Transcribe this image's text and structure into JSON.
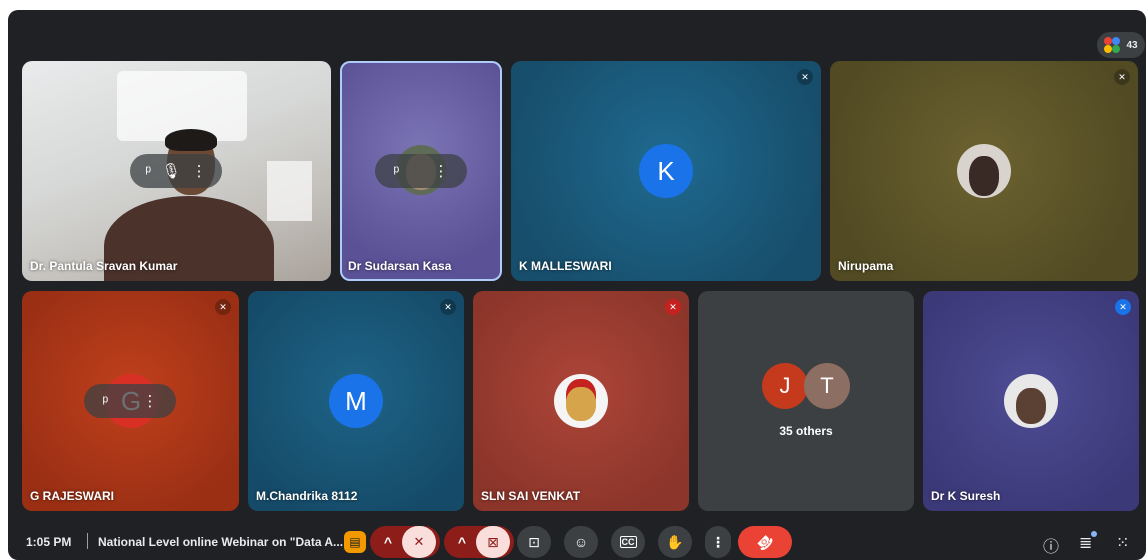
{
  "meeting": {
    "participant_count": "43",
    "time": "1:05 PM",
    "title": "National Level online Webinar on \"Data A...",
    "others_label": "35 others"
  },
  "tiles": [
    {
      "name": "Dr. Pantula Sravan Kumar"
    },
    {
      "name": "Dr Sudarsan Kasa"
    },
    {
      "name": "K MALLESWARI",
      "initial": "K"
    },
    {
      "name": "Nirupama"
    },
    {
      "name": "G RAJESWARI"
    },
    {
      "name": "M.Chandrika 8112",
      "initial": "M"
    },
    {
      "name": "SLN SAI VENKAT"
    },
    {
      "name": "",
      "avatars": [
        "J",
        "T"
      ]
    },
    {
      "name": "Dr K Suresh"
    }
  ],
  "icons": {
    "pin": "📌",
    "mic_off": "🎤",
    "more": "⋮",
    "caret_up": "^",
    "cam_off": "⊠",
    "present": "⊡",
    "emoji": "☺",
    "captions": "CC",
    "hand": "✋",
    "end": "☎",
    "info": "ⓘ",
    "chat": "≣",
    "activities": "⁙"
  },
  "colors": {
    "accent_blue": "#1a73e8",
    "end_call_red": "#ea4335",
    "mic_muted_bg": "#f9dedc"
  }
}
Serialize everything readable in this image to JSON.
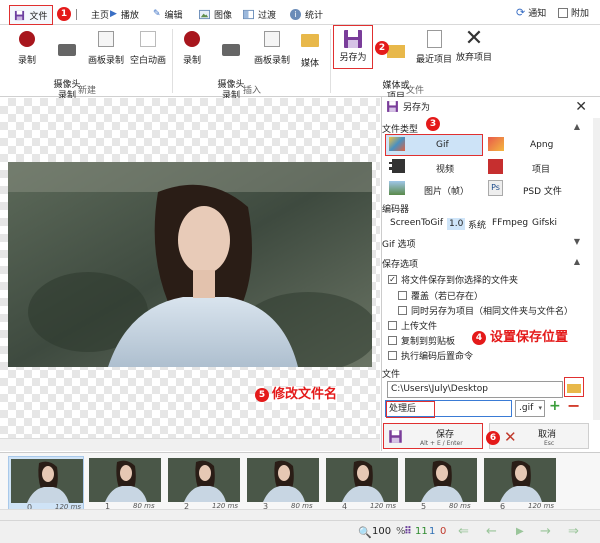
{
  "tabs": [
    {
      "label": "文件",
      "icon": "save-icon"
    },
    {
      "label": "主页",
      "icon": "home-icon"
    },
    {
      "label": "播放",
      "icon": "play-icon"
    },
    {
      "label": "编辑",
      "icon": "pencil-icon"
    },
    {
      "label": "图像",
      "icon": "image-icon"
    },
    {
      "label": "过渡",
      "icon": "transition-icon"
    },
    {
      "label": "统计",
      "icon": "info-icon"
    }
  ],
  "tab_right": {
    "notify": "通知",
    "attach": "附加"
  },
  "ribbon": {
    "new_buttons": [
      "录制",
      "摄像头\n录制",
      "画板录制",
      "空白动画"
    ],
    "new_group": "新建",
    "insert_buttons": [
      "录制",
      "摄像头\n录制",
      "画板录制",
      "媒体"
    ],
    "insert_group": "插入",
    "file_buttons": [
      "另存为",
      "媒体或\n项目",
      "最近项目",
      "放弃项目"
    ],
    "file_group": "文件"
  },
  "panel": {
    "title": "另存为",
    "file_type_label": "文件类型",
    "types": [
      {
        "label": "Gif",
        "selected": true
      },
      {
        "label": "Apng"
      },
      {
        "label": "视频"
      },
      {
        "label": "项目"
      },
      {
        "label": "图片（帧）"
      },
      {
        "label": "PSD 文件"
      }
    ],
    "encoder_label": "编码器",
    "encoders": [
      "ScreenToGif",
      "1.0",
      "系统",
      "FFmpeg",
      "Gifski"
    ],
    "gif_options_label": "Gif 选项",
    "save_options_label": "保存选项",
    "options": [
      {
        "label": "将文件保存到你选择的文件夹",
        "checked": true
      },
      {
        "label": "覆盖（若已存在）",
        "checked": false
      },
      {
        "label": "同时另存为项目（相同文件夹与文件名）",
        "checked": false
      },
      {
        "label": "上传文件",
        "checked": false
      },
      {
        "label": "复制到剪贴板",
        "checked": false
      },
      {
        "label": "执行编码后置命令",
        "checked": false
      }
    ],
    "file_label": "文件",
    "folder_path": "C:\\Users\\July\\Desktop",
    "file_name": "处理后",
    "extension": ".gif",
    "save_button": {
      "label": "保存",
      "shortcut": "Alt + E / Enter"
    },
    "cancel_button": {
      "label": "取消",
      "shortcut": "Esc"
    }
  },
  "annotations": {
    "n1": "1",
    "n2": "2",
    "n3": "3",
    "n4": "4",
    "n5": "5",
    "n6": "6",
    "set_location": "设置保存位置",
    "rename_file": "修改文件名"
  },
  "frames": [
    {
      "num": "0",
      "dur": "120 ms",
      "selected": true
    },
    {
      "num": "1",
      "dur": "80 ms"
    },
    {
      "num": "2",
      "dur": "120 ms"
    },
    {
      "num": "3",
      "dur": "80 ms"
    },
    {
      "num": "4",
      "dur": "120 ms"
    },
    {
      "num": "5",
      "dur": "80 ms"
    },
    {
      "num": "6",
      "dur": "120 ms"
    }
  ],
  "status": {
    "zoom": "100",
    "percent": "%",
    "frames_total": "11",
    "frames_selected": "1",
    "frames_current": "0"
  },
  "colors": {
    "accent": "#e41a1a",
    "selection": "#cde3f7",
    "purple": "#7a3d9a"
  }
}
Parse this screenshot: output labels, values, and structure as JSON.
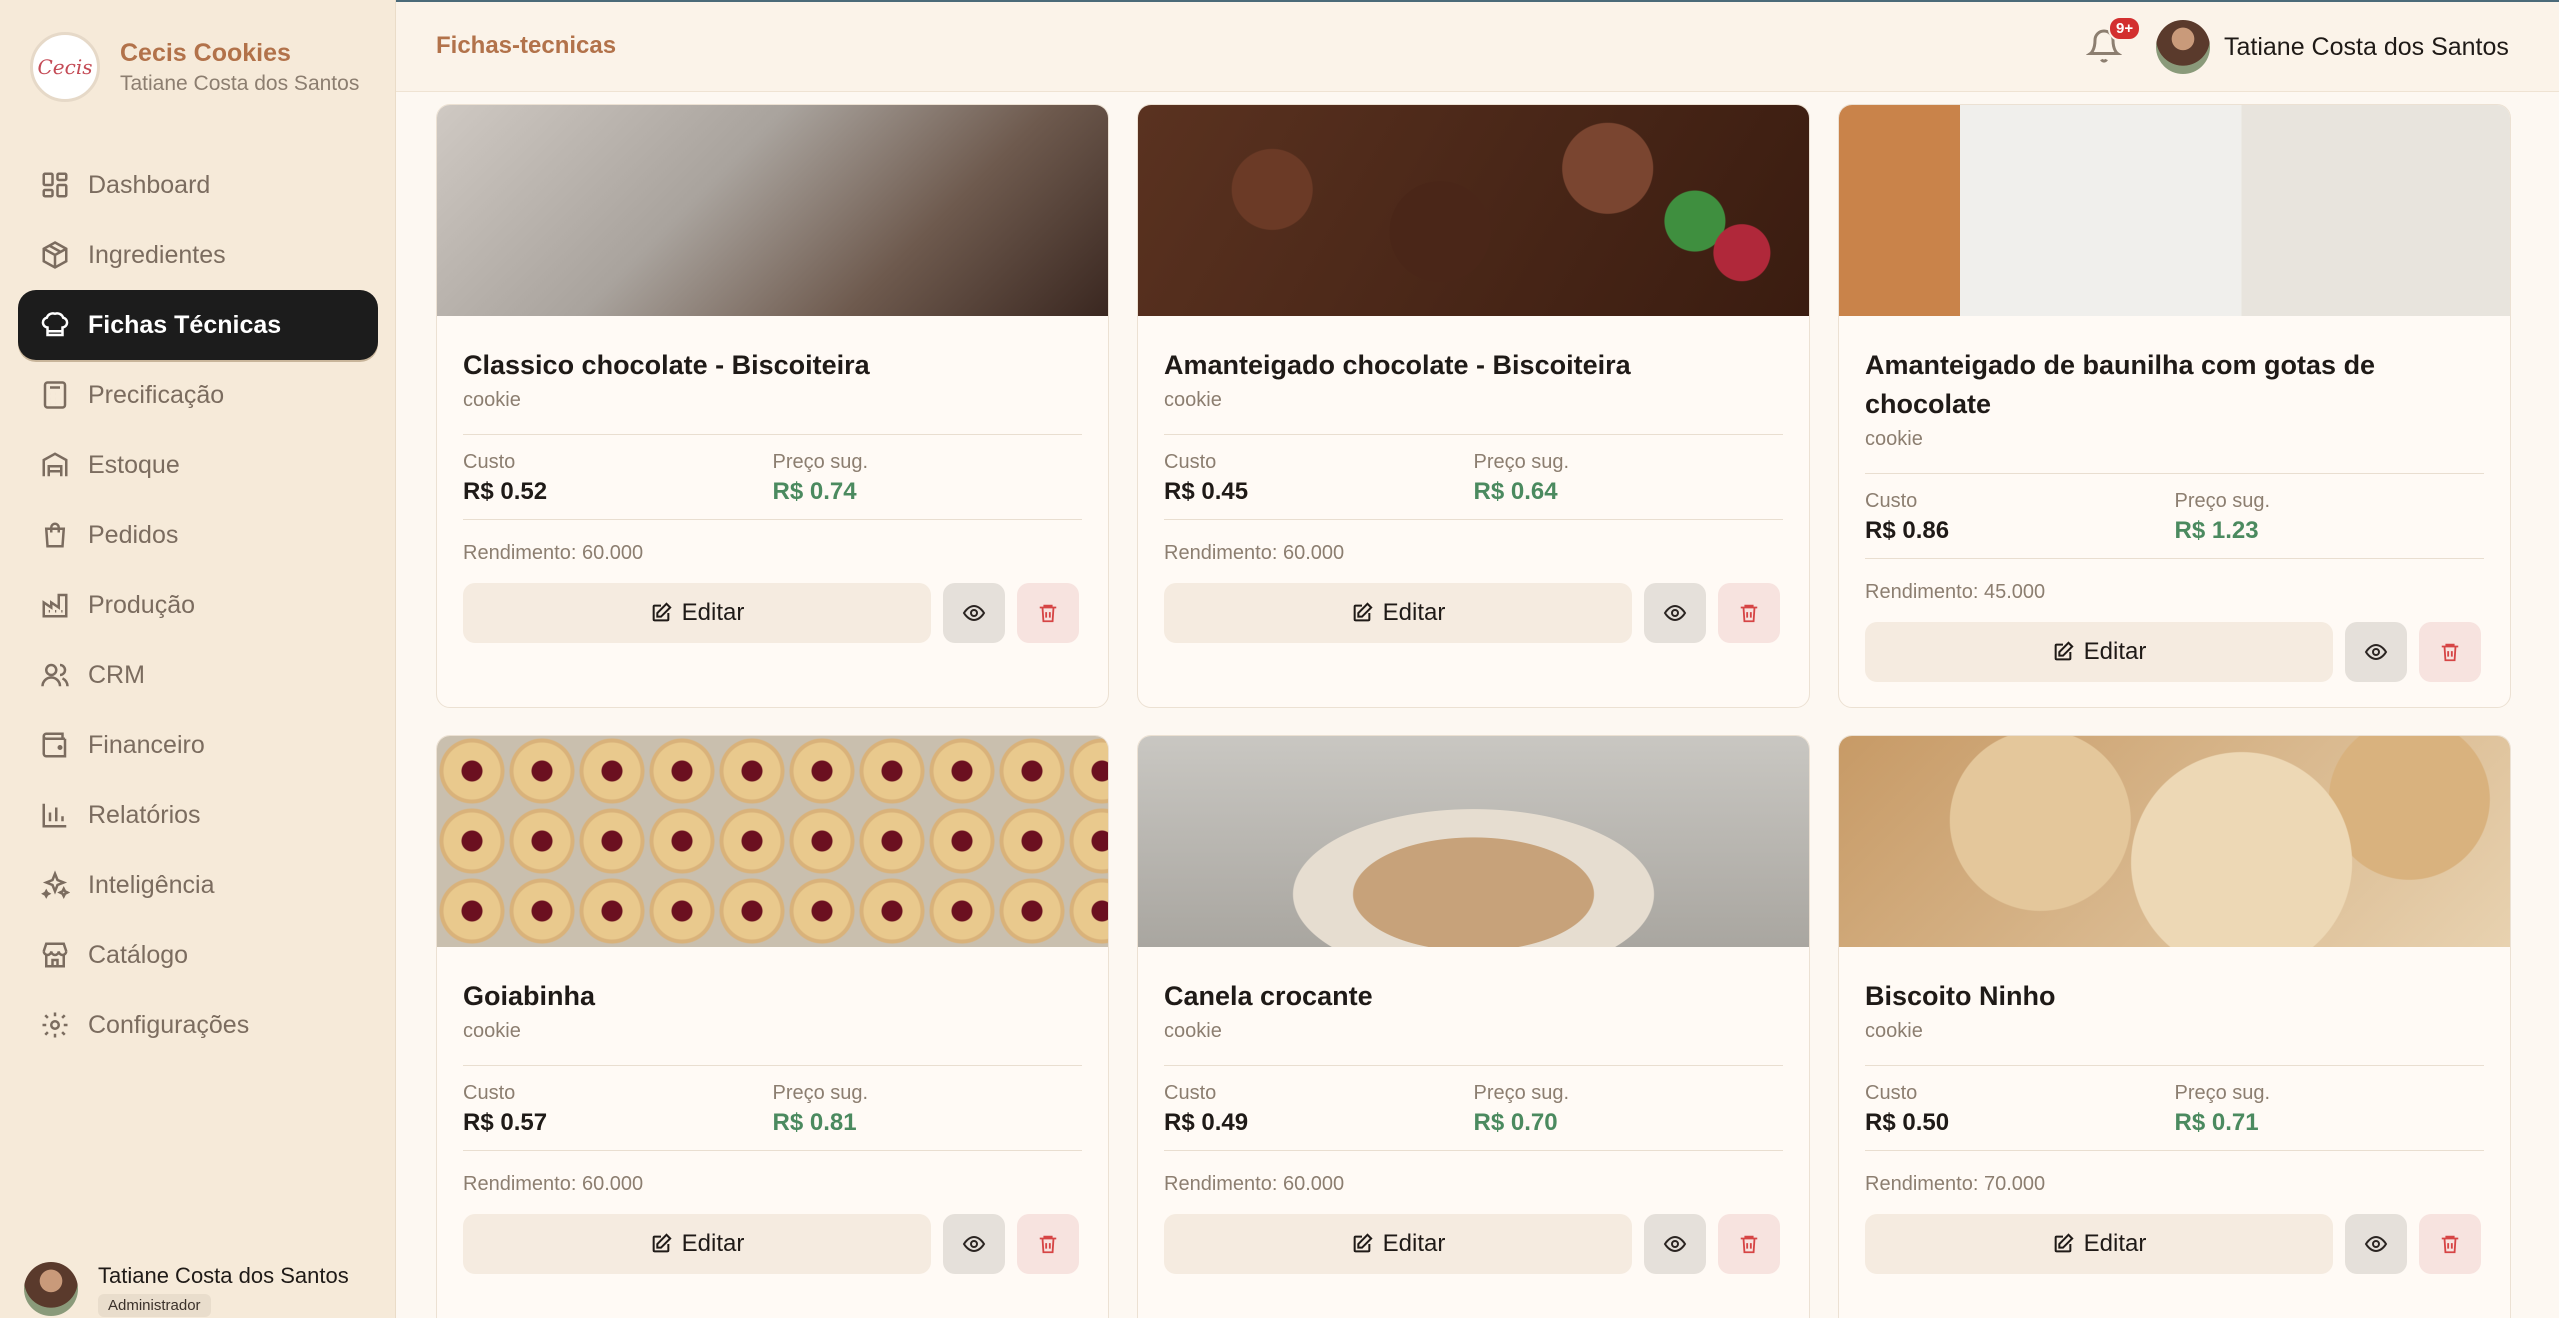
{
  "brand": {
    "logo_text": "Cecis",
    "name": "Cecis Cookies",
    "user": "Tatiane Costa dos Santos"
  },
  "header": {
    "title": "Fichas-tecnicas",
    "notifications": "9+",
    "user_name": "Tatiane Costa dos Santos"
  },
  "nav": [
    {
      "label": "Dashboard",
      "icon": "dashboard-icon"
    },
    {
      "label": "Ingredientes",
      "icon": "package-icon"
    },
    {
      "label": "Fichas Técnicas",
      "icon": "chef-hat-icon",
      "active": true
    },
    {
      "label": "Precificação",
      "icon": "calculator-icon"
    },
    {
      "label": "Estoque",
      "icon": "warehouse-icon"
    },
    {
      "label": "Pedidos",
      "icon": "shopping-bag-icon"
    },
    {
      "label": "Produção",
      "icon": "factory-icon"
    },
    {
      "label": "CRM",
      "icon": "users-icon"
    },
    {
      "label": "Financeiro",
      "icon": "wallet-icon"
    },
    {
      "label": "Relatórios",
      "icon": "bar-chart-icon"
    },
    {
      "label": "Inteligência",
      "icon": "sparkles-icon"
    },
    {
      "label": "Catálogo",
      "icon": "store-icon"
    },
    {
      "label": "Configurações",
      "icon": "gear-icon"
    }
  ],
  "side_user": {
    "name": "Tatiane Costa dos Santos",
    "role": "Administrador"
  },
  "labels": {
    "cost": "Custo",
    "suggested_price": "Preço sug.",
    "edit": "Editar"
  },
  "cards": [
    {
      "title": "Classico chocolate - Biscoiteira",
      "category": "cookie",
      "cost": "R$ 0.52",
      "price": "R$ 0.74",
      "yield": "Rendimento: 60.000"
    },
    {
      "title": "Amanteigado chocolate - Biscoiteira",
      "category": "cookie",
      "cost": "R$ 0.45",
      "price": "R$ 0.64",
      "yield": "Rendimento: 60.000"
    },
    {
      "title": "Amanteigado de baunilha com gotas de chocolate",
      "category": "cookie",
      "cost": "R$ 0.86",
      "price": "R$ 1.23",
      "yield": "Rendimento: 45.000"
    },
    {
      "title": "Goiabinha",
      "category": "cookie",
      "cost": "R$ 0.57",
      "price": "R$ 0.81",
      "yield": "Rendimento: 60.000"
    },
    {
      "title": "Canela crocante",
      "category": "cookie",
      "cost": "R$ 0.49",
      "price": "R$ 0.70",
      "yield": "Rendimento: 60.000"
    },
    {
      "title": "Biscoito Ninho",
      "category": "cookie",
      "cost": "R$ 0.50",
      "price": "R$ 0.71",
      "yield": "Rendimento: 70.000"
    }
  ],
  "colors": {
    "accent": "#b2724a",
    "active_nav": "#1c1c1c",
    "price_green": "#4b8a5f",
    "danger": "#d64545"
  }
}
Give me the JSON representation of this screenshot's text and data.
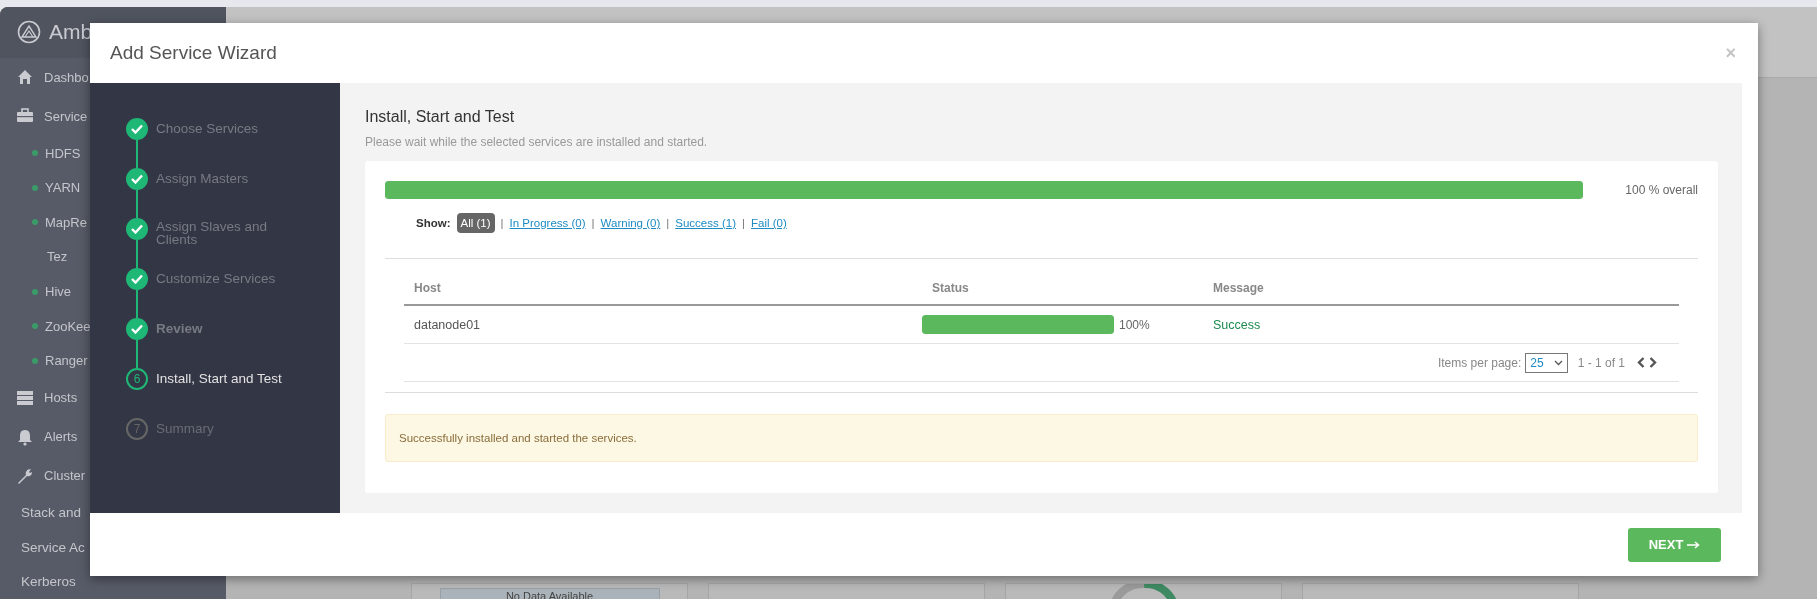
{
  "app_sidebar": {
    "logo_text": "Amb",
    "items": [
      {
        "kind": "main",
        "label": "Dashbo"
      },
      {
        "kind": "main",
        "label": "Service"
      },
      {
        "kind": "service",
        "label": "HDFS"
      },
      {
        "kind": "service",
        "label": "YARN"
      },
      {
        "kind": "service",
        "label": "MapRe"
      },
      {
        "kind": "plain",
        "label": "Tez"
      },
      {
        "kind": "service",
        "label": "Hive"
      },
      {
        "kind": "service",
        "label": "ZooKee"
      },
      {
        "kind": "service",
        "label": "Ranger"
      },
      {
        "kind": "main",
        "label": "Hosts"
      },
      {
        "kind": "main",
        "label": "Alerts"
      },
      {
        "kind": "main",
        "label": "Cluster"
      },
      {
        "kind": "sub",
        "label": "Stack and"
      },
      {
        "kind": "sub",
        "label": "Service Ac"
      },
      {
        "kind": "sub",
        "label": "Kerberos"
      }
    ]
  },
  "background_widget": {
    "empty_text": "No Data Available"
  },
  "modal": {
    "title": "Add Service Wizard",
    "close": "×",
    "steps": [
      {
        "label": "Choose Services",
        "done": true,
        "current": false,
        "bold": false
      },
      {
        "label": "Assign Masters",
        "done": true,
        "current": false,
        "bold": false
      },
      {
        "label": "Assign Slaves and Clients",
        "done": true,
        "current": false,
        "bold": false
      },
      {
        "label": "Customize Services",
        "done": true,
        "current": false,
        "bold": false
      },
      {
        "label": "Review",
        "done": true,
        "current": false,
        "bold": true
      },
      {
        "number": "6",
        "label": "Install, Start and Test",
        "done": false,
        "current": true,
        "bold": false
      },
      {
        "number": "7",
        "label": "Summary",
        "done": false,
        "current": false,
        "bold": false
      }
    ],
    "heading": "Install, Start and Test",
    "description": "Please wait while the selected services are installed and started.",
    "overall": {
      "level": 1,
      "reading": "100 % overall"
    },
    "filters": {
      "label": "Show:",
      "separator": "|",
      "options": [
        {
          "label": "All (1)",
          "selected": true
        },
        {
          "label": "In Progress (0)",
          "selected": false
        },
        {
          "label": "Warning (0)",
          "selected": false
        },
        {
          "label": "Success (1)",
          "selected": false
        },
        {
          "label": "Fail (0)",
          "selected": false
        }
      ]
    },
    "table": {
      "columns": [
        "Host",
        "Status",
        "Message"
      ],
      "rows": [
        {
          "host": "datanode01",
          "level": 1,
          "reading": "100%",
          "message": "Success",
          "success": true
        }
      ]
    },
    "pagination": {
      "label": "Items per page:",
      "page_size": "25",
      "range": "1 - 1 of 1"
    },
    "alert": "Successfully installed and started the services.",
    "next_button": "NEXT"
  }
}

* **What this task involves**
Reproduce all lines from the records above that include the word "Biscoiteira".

* **Output below**
      "title": "Classico chocolate - Biscoiteira",
      "title": "Amanteigado chocolate - Biscoiteira",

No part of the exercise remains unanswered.